## WHAT YOU NEED TO DO
All of the data needs to be reproduced with no alterations.

Start of TASK INPUT

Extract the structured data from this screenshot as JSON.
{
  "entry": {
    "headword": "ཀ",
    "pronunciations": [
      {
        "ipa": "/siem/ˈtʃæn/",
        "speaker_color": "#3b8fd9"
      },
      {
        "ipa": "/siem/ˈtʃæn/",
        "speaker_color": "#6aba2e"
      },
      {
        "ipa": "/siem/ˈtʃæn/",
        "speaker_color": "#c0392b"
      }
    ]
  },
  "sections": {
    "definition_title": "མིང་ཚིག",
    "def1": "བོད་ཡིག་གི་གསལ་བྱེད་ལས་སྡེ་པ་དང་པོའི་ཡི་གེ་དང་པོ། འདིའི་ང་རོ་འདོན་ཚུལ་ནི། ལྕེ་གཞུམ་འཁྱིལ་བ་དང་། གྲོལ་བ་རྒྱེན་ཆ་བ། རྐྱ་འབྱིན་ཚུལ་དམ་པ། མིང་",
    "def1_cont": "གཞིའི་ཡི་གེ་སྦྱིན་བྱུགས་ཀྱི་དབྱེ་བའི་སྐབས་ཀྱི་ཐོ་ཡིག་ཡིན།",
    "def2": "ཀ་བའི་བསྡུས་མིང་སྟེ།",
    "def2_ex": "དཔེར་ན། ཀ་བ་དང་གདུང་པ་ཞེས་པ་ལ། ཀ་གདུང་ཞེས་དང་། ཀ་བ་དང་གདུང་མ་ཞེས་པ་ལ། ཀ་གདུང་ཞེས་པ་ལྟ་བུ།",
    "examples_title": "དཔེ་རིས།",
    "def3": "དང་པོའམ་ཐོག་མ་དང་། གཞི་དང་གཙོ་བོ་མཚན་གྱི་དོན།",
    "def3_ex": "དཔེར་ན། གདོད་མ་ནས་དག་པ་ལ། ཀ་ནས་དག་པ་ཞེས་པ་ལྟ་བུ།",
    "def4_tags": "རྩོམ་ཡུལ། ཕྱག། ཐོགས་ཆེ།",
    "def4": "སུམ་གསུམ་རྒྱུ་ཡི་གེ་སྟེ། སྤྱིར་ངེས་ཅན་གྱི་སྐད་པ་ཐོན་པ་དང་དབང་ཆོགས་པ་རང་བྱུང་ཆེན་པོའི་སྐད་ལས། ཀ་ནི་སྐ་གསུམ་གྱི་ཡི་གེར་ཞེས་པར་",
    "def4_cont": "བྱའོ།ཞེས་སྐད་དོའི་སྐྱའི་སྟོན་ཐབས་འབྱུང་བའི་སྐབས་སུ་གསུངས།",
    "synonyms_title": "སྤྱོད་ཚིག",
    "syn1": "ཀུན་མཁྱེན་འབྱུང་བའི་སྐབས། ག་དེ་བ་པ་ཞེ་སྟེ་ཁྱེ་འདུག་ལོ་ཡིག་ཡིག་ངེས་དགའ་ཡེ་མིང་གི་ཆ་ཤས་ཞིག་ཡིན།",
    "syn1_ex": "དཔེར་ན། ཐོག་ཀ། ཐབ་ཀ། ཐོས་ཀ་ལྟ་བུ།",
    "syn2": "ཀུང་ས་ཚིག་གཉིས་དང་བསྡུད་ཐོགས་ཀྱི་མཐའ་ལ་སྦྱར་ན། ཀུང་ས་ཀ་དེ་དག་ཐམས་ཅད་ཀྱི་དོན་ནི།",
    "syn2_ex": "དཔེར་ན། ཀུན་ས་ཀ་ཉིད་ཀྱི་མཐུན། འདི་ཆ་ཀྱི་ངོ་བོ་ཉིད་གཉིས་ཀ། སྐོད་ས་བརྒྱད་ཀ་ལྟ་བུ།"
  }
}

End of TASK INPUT

## ANSWER SPACE
Extract the structured data from this screenshot as JSON.
{
  "entry": {
    "headword": "ཀ",
    "pronunciations": [
      {
        "ipa": "/siem/ˈtʃæn/",
        "speaker_color": "#3b8fd9"
      },
      {
        "ipa": "/siem/ˈtʃæn/",
        "speaker_color": "#6aba2e"
      },
      {
        "ipa": "/siem/ˈtʃæn/",
        "speaker_color": "#c0392b"
      }
    ]
  },
  "sections": {
    "definition_title": "མིང་ཚིག",
    "def1": "བོད་ཡིག་གི་གསལ་བྱེད་ལས་སྡེ་པ་དང་པོའི་ཡི་གེ་དང་པོ། འདིའི་ང་རོ་འདོན་ཚུལ་ནི། ལྕེ་གཞུམ་འཁྱིལ་བ་དང་། གྲོལ་བ་རྒྱེན་ཆ་བ། རྐྱ་འབྱིན་ཚུལ་དམ་པ། མིང་",
    "def1_cont": "གཞིའི་ཡི་གེ་སྦྱིན་བྱུགས་ཀྱི་དབྱེ་བའི་སྐབས་ཀྱི་ཐོ་ཡིག་ཡིན།",
    "def2": "ཀ་བའི་བསྡུས་མིང་སྟེ།",
    "def2_ex": "དཔེར་ན། ཀ་བ་དང་གདུང་པ་ཞེས་པ་ལ། ཀ་གདུང་ཞེས་དང་། ཀ་བ་དང་གདུང་མ་ཞེས་པ་ལ། ཀ་གདུང་ཞེས་པ་ལྟ་བུ།",
    "examples_title": "དཔེ་རིས།",
    "def3": "དང་པོའམ་ཐོག་མ་དང་། གཞི་དང་གཙོ་བོ་མཚན་གྱི་དོན།",
    "def3_ex": "དཔེར་ན། གདོད་མ་ནས་དག་པ་ལ། ཀ་ནས་དག་པ་ཞེས་པ་ལྟ་བུ།",
    "def4_tags": "རྩོམ་ཡུལ། ཕྱག། ཐོགས་ཆེ།",
    "def4": "སུམ་གསུམ་རྒྱུ་ཡི་གེ་སྟེ། སྤྱིར་ངེས་ཅན་གྱི་སྐད་པ་ཐོན་པ་དང་དབང་ཆོགས་པ་རང་བྱུང་ཆེན་པོའི་སྐད་ལས། ཀ་ནི་སྐ་གསུམ་གྱི་ཡི་གེར་ཞེས་པར་",
    "def4_cont": "བྱའོ།ཞེས་སྐད་དོའི་སྐྱའི་སྟོན་ཐབས་འབྱུང་བའི་སྐབས་སུ་གསུངས།",
    "synonyms_title": "སྤྱོད་ཚིག",
    "syn1": "ཀུན་མཁྱེན་འབྱུང་བའི་སྐབས། ག་དེ་བ་པ་ཞེ་སྟེ་ཁྱེ་འདུག་ལོ་ཡིག་ཡིག་ངེས་དགའ་ཡེ་མིང་གི་ཆ་ཤས་ཞིག་ཡིན།",
    "syn1_ex": "དཔེར་ན། ཐོག་ཀ། ཐབ་ཀ། ཐོས་ཀ་ལྟ་བུ།",
    "syn2": "ཀུང་ས་ཚིག་གཉིས་དང་བསྡུད་ཐོགས་ཀྱི་མཐའ་ལ་སྦྱར་ན། ཀུང་ས་ཀ་དེ་དག་ཐམས་ཅད་ཀྱི་དོན་ནི།",
    "syn2_ex": "དཔེར་ན། ཀུན་ས་ཀ་ཉིད་ཀྱི་མཐུན། འདི་ཆ་ཀྱི་ངོ་བོ་ཉིད་གཉིས་ཀ། སྐོད་ས་བརྒྱད་ཀ་ལྟ་བུ།"
  }
}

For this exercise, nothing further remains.